Being aware of our digestive health is an excellent starting point for optimal skin health, and there are a few different ways we can support our digestive tract for healthy skin.
Eating a diet rich in fibre, fruits, vegetables, nuts & seeds, salmon and avoiding those foods high in refined sugar, processed, gluten-containing and being mindful of alcohol consumption.
Water is so essential for many functions in our body; skin and digestive health included. Water helps flush those toxins out of the body, increases motility of our bowels, as well as retains moisture in our skin making it dewy and youthful looking.
Probiotics are an essential component and game changer in my skin health! They are healthy bacteria that help fight off the harmful bacteria in our digestive tract; they assist in our digestion by keeping us regular, helping our body absorb all the nutrients from our food as well as reduces inflammatory conditions from food sensitivities. Often Dr’s have been known to prescribed “ Anti-Biotics” for acne – Think of Probiotics as “ natures anti-biotics “ as they do the same job without destroying our healthy gut flora!
Rich in Omega 3 fatty acids known for the influential role in our heart, brain and skin health! Omega 3 fatty acids help reduce inflammation in our body, skin included. They are essential for the appearance of our skin as well as well as a preventive in early ageing.
Collagen is the most abundant form of protein in our body and makes up around 90 % of our body! We have over 28 different types of collagen in our body, and it is Type 1 collagen that we find in our skin!
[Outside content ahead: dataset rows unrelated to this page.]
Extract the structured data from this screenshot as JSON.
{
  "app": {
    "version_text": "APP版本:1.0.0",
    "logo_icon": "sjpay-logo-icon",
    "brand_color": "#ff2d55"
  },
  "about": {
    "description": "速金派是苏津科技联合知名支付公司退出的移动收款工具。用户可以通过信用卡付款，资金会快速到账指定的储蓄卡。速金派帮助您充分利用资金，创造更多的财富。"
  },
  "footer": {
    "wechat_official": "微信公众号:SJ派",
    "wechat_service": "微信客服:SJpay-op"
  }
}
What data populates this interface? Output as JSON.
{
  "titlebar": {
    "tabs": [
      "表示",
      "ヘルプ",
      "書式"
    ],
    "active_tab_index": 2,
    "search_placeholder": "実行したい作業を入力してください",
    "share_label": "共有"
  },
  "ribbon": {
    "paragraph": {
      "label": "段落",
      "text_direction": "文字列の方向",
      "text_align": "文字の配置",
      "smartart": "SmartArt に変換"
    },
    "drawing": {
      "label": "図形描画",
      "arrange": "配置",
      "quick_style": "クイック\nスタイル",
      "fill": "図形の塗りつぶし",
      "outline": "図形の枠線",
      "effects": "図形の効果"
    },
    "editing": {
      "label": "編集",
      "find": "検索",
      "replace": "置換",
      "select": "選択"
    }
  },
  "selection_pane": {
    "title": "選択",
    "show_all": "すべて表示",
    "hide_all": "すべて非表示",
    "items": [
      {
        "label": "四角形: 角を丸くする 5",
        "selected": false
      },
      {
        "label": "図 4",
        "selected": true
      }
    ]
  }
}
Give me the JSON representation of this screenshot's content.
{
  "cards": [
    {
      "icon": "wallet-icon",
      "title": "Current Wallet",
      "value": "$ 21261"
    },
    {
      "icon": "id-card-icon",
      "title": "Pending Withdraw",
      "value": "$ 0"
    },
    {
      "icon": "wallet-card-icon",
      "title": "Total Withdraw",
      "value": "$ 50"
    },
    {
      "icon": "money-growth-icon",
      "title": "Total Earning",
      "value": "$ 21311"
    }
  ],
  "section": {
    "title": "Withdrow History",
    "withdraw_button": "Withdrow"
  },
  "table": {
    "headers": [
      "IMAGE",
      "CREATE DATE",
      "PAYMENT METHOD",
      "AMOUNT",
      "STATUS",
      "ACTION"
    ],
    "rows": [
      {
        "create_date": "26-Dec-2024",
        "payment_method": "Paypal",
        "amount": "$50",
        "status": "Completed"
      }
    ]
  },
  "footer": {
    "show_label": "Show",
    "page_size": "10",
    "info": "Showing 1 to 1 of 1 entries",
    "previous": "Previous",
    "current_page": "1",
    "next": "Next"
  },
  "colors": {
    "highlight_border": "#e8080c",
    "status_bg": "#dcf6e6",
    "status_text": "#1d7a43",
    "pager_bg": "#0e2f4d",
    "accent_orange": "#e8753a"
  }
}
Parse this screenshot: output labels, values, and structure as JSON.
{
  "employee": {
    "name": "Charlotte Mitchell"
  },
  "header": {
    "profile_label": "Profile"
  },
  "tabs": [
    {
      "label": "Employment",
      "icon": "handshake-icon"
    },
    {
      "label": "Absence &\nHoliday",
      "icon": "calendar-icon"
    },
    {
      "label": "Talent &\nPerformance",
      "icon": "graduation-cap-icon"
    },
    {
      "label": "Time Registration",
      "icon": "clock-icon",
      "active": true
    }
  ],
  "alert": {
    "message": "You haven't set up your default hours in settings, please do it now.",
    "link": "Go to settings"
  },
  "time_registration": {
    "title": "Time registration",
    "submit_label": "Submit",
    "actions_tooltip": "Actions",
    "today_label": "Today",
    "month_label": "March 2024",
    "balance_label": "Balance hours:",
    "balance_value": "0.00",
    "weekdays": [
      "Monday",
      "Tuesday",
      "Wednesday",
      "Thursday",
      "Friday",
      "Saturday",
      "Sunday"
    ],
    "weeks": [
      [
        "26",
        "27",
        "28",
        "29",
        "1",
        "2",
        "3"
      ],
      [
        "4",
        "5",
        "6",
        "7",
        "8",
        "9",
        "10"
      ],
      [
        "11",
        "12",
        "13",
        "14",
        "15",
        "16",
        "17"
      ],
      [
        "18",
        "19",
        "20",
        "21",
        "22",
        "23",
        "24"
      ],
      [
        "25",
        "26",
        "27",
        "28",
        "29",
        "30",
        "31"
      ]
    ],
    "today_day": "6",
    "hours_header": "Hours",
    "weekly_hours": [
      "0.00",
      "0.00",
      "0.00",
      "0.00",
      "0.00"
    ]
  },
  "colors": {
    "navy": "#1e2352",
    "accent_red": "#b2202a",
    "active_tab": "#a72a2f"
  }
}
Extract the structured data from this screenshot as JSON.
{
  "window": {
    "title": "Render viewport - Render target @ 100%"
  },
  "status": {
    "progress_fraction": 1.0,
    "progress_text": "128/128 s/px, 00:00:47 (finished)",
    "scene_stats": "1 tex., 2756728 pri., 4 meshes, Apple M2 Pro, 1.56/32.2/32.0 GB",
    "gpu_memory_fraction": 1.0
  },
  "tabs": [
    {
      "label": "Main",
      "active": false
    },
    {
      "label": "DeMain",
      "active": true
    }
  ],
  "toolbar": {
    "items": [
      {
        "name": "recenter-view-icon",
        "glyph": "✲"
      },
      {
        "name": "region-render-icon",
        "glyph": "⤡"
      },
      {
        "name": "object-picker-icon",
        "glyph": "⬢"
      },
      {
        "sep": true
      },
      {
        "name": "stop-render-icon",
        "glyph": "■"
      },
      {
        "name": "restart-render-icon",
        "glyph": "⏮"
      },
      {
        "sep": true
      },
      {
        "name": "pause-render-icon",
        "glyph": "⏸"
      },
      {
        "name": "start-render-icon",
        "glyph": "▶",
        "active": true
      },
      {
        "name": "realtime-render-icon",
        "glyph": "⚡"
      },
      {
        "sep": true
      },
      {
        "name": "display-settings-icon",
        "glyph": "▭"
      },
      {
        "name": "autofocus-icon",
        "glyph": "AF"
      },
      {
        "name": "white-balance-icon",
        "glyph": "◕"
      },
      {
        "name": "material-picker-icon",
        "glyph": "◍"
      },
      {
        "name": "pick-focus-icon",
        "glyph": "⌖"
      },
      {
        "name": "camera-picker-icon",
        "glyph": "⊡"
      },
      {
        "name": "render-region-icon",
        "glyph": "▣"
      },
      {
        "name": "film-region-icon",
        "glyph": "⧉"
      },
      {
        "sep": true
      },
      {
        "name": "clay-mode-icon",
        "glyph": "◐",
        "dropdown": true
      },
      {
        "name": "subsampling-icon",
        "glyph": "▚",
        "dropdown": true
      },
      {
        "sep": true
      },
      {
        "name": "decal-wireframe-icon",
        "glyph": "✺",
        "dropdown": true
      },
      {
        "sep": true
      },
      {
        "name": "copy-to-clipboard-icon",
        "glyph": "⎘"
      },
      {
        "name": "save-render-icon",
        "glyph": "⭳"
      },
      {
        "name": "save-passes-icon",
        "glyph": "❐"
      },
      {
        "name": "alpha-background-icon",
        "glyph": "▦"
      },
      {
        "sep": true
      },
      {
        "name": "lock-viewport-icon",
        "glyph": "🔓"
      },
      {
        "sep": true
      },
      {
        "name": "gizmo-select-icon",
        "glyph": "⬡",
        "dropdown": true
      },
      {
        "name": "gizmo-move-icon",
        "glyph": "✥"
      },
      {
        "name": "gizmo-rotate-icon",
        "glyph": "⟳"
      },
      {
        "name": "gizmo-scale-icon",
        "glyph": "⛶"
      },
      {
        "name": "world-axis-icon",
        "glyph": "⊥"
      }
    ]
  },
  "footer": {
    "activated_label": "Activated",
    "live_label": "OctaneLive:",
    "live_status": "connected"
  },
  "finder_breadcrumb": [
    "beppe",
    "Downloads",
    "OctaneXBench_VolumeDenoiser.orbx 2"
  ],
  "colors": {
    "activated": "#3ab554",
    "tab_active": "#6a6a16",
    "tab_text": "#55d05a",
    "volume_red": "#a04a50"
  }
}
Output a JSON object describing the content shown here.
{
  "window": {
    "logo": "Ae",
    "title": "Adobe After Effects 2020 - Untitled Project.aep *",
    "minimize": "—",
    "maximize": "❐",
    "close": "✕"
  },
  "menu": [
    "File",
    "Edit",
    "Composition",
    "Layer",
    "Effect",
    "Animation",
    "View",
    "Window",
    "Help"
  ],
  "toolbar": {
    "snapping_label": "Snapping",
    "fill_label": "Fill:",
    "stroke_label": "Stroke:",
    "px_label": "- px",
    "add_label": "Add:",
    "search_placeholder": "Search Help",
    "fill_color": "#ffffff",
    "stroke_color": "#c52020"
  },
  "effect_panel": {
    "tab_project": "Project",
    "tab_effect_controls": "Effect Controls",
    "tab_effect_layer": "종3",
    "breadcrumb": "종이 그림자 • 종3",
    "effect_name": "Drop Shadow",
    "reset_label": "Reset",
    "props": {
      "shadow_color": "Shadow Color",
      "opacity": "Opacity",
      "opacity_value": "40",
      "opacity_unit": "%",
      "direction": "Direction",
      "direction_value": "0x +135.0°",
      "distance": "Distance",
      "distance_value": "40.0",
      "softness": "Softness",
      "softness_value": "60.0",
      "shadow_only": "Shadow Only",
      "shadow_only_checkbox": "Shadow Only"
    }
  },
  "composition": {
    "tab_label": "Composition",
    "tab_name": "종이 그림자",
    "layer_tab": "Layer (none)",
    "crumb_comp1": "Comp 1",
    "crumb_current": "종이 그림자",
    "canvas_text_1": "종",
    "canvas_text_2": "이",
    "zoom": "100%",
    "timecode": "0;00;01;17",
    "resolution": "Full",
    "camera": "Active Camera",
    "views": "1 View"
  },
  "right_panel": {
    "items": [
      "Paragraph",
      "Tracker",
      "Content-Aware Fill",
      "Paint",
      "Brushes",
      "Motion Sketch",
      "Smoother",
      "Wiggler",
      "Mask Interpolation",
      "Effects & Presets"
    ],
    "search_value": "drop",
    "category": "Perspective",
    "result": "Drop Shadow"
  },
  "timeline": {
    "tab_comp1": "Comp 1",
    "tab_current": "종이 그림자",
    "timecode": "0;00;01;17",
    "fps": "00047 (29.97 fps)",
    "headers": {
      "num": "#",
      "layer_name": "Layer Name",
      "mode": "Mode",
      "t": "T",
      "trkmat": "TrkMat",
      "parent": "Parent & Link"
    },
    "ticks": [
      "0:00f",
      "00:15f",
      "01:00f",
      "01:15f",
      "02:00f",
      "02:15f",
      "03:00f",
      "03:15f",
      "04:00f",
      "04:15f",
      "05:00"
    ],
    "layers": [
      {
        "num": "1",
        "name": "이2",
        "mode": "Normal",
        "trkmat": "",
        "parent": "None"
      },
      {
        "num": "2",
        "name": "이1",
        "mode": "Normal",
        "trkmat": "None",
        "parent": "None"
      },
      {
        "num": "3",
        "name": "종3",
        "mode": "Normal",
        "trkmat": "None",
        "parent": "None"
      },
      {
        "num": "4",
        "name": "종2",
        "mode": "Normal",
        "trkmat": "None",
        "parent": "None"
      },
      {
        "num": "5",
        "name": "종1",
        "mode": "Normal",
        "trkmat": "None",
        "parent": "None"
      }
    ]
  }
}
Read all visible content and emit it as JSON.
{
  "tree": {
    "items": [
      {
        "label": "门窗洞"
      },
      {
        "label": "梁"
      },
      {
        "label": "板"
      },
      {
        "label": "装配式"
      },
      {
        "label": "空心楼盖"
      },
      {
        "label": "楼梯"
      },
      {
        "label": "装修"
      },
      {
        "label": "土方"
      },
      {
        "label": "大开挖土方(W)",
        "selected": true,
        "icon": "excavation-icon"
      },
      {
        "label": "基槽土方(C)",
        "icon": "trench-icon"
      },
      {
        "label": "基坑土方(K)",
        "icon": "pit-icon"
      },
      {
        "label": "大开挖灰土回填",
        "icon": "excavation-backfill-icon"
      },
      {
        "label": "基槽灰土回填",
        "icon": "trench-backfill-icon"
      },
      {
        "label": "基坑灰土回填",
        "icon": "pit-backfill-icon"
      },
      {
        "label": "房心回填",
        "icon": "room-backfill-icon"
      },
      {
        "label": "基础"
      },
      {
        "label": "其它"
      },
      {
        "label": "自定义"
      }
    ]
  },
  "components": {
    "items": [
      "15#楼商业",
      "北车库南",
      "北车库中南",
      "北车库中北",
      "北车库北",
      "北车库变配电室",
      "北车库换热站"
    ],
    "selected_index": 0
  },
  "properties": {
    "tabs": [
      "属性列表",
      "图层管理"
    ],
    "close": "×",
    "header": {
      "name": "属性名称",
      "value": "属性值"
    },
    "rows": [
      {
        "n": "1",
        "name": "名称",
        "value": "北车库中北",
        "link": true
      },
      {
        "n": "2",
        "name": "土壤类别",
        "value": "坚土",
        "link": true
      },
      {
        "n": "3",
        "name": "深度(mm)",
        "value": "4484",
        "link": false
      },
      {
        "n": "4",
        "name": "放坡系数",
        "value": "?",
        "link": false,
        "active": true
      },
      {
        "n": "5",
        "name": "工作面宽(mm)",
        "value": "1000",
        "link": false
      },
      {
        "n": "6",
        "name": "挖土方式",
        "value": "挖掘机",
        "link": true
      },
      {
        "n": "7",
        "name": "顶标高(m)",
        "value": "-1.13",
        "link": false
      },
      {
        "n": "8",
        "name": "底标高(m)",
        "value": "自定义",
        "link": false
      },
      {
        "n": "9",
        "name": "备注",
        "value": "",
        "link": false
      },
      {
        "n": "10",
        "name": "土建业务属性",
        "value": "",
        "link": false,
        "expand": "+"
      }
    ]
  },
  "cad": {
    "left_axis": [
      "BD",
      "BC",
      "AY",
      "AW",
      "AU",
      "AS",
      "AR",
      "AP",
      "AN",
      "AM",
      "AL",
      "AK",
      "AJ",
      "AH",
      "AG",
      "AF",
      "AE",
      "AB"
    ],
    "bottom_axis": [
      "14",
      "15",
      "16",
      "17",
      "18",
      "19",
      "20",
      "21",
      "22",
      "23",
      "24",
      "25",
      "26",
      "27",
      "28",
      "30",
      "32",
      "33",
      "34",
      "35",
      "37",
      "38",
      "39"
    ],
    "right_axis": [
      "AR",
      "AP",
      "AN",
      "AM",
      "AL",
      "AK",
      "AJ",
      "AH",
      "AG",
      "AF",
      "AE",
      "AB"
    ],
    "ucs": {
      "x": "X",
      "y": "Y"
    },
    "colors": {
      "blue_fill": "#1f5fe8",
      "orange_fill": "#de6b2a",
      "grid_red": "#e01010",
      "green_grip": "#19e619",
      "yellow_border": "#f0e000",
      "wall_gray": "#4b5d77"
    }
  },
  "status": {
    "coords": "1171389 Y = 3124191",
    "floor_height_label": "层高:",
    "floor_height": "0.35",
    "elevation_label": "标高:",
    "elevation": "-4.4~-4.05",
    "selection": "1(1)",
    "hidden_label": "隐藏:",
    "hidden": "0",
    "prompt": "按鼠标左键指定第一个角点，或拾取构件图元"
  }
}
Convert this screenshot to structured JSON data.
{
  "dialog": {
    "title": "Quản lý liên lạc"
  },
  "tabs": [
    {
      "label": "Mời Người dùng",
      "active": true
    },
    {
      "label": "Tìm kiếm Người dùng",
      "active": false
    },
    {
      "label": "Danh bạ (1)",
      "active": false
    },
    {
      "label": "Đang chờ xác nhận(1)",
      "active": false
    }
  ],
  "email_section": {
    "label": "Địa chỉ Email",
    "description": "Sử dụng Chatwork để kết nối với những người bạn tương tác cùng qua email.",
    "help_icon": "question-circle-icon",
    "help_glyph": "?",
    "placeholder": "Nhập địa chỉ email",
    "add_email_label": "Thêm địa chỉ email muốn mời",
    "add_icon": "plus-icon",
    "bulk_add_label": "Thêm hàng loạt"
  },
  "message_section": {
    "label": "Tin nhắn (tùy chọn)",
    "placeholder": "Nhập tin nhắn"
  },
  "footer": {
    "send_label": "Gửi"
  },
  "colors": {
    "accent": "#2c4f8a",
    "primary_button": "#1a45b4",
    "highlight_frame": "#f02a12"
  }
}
Collagen is what holds the elasticity and structure to our skin as wells help keep cellulite away. Not only are Collagen and collagen-rich bone broth great for skin conditions, but both of these staples in my diet are also excellent for digestive health !. Loaded with essential amino acids such as Glycine, Proline and Lysine – these amino acids help heal gastrointestinal disorders, increased our absorption, reduce inflammation in our body and assist with the health of our skin from the inside out.
Following a good skin regime, both nutritionally, as well as the products that we use topically, will all lead to a more healthy looking complexion. These are a few of my favourite and daily necessities for my skin health. For more information in regards to DIY skin care products, routines and more information about my favourite tips above make sure to check out www.organika.com for great recipes, blogs and information.
|Active Acidophilus||Super Active Multi-Dophilus|
|Probiotic that forms part of a natural, healthy gut flora.||A comprehensive blend of probiotics that promote healthy
microbial balance and supports the
function of the digestive tract.
|Enhanced Collagen||Bone Broth Chicken|
|Promotes healthier hair, skin, and nails. Supports
bone, joint, and gut health.
|Pure Bone Broth in a convenient to use
– Chelan Wilkins, RHN – National Education Trainer
The information provided herein is for informational purposes only. The products or claims made about specific nutrients or products are reviewed and evaluated by Organika based on available scientific evidence on its initiative. Such applications, however, have not been specifically assessed by Health Canada. Organika makes no guarantee or warranty with respect to any products sold, and shall not be responsible for any indirect, inconsequential and/or special damages for the reliance on or use of any information contained herein. This information is not meant to be a substitute for the advice provided by your physician or another medical professional. You should not use this information for diagnosing a health problem or disease but should always consult your physician.